Musicians have slang terminology for all kinds of things: they refer to jobs as “gigs”, call their instruments “axes”, and consider the extra woodwinds, i.e. piccolo, E-flat clarinet, English horn, and contrabassoon as “toys”. The term I want to focus on today is “B-flat Major” – not the key, but the term, which means average, normal, commonplace.
Most music students begin learning to play in bands, and bands spend an inordinate amount of time in B-flat, largely because most of the band instruments are B-flat instruments: clarinets, trumpets, tenor saxophones, coronets, euphonium, and trombones to name just a few. For ease of learning, pieces for bands are written in B-flat, F, and sometimes E-flat to accommodate these instruments. It is entirely possible for a flutist, for example, to leave high school without ever having played in sharp keys.
Over the years musicians have started referring to generic circumstances as “B-flat Major”. I did that in a knitting class I was teaching once, and the students looked at me as if I had taken leave of my senses. Only one knew what I meant. She had gone to music school.

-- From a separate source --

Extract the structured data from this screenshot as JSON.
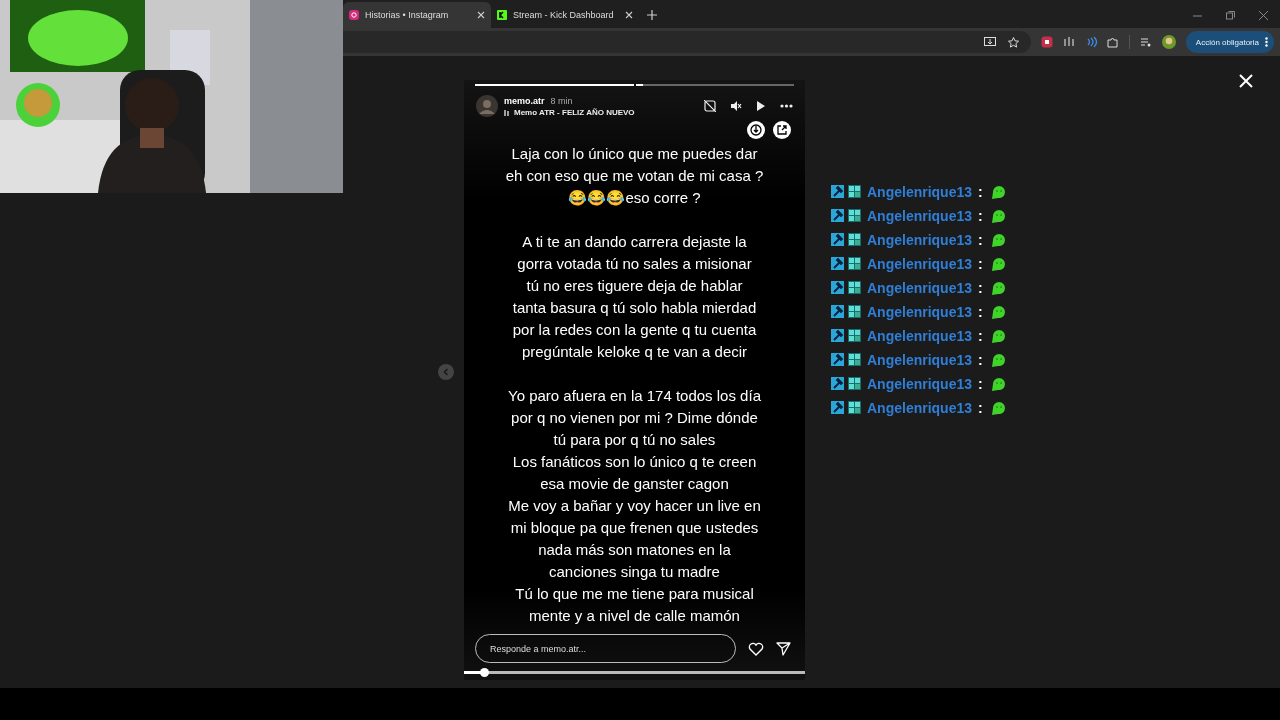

I read about 20 blogs from the Blogging from A to Z challenge yesterday, most of theme posted by writers. Many were excellent. I would say in comparison, my writing is extremely B-flat Major.